[Required work]: Tally up the lines below that carry the word "color", answering with the figure alone.

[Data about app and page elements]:
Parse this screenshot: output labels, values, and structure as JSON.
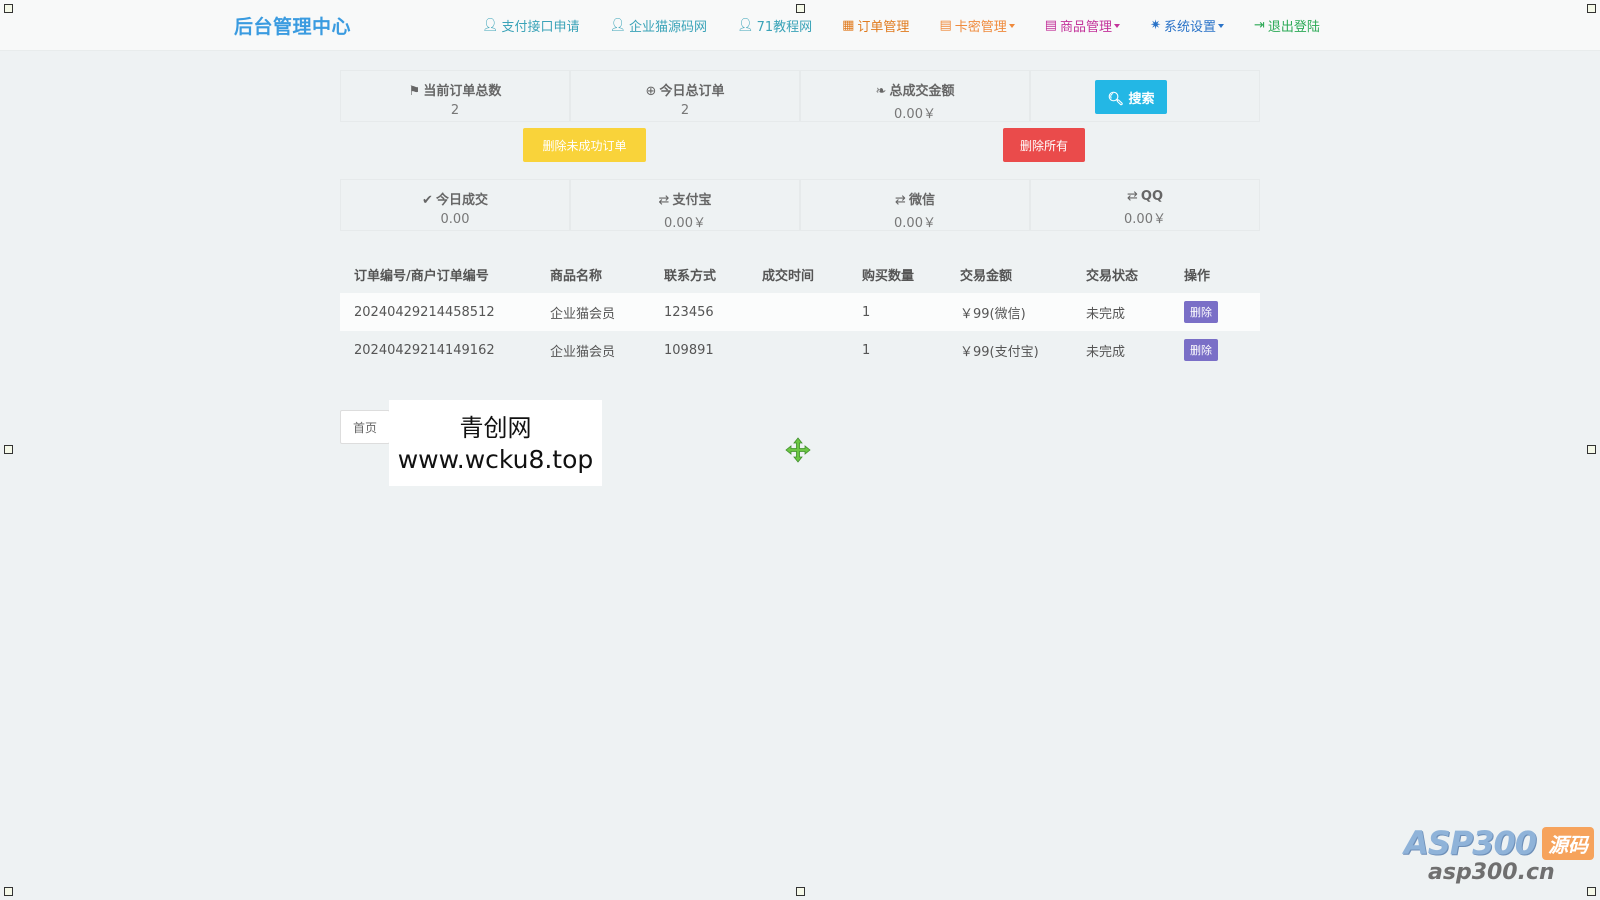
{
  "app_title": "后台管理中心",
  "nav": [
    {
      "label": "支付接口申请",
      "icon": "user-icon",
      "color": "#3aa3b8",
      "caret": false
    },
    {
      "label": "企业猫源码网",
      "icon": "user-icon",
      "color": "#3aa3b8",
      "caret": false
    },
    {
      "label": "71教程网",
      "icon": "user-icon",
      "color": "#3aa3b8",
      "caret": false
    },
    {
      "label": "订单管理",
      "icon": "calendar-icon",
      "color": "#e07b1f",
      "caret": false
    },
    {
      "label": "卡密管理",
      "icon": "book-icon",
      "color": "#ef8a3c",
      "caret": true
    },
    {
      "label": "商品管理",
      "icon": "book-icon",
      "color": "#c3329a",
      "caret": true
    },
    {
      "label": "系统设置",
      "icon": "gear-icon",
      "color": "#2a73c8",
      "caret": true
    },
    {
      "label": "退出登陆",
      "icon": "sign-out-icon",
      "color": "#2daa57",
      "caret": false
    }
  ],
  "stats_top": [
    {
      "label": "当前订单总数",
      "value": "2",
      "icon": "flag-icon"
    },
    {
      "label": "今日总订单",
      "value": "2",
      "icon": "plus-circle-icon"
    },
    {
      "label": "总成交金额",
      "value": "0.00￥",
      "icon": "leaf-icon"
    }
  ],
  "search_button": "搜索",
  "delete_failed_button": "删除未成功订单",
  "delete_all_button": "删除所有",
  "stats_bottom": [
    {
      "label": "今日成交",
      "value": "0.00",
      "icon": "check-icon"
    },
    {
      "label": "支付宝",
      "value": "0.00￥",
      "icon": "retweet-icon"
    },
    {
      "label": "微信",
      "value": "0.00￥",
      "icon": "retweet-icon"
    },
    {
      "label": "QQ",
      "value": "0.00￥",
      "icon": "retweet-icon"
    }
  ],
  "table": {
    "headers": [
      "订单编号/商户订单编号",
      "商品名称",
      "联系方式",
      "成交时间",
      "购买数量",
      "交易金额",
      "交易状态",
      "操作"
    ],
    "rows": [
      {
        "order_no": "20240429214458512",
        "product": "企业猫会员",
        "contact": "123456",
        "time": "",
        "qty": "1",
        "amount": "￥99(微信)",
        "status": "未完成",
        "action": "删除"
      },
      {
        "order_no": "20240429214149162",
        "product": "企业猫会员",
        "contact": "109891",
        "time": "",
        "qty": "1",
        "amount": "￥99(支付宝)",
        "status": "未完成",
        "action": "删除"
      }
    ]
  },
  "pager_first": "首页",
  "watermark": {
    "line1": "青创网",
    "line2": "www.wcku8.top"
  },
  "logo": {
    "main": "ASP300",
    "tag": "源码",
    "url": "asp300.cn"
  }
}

[Solution]: 8